  20. Gary Woller & Kerk Phillips, 1998. "Fiscal decentralisation and IDC economic growth: An empirical investigation," Journal of Development Studies, Taylor & Francis Journals, vol. 34(4), pages 139-148.
  21. Pirotte, Alain, 1999. "Convergence of the static estimation toward the long run effects of dynamic panel data models," Economics Letters, Elsevier, vol. 63(2), pages 151-158, May.
  22. Nikolay Nenovsky & S. Statev, 2006. "Conclusion," Post-Print halshs-00260901, HAL.
Full references (including those not matched with items on IDEAS)

This item is not listed on Wikipedia, on a reading list or among the top items on IDEAS.

When requesting a correction, please mention this item's handle: RePEc:oup:cjrecs:v:2:y:2008:i:1:p:85-105. See general information about how to correct material in RePEc.

For technical questions regarding this item, or to correct its authors, title, abstract, bibliographic or download information, contact: (Oxford University Press)

or (Christopher F. Baum)

If you have authored this item and are not yet registered with RePEc, we encourage you to do it here. This allows to link your profile to this item. It also allows you to accept potential citations to this item that we are uncertain about.

If references are entirely missing, you can add them using this form.

If the full references list an item that is present in RePEc, but the system did not link to it, you can help with this form.

If you know of missing items citing this one, you can help us creating those links by adding the relevant references in the same way as above, for each refering item. If you are a registered author of this item, you may also want to check the "citations" tab in your profile, as there may be some citations waiting for confirmation.

Please note that corrections may take a couple of weeks to filter through the various RePEc services.

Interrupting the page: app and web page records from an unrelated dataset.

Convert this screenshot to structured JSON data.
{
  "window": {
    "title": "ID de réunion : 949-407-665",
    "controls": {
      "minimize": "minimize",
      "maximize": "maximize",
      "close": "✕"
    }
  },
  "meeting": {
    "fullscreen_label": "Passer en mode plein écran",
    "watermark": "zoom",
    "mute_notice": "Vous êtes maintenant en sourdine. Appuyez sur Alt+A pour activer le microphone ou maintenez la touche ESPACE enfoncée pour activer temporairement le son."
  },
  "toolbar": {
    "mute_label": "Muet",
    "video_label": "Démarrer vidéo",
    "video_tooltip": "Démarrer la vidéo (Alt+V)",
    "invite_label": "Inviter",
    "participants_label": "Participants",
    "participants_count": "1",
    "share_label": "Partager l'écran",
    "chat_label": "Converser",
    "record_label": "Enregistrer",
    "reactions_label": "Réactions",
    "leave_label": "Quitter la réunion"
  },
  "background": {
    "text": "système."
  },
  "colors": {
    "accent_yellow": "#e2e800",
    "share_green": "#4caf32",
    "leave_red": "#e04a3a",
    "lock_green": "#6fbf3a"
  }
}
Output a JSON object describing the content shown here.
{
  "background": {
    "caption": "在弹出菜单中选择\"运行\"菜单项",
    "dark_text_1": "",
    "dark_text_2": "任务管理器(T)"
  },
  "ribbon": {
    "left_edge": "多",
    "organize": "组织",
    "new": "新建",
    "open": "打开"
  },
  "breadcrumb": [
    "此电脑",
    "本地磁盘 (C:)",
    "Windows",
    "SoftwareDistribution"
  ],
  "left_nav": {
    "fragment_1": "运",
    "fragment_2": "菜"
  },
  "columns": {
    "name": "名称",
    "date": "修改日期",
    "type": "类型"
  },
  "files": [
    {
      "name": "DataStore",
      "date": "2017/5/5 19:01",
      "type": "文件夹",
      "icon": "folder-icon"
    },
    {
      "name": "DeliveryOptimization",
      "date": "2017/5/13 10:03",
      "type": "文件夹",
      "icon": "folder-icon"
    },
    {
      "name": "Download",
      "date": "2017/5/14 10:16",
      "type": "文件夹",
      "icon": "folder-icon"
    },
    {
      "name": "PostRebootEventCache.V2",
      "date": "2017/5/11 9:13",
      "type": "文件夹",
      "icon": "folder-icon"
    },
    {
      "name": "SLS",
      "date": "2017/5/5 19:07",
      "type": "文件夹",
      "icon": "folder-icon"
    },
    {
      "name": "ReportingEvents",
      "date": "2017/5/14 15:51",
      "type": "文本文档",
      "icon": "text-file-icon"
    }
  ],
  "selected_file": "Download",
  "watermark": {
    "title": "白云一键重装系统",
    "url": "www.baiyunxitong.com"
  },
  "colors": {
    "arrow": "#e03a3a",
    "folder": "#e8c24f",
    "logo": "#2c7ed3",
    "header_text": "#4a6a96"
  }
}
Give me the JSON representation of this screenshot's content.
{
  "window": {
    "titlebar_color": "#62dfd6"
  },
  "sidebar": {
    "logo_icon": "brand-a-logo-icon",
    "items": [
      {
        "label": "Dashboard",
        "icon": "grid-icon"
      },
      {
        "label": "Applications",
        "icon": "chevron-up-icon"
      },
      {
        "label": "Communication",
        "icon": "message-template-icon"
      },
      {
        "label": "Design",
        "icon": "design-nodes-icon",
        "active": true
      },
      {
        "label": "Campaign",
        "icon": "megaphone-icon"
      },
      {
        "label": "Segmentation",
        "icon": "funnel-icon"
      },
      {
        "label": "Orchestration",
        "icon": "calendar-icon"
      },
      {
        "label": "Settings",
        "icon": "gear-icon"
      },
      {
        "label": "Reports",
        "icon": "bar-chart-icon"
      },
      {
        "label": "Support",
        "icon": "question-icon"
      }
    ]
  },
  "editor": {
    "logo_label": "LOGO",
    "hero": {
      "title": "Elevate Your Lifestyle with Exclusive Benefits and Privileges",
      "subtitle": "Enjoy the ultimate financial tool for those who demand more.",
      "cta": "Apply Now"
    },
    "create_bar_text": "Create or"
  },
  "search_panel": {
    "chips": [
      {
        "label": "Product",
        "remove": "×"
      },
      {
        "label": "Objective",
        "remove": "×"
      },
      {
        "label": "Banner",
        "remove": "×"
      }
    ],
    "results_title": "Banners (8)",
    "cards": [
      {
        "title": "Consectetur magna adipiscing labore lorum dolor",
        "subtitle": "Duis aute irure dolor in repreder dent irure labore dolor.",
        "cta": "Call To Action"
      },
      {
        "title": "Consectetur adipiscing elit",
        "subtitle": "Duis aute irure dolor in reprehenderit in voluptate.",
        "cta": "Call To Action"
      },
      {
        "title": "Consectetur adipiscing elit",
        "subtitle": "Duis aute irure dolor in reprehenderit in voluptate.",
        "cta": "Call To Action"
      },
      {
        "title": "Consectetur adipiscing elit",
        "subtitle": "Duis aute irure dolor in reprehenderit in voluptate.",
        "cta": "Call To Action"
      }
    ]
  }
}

This information is provided to you by IDEAS at the Research Division of the Federal Reserve Bank of St. Louis using RePEc data.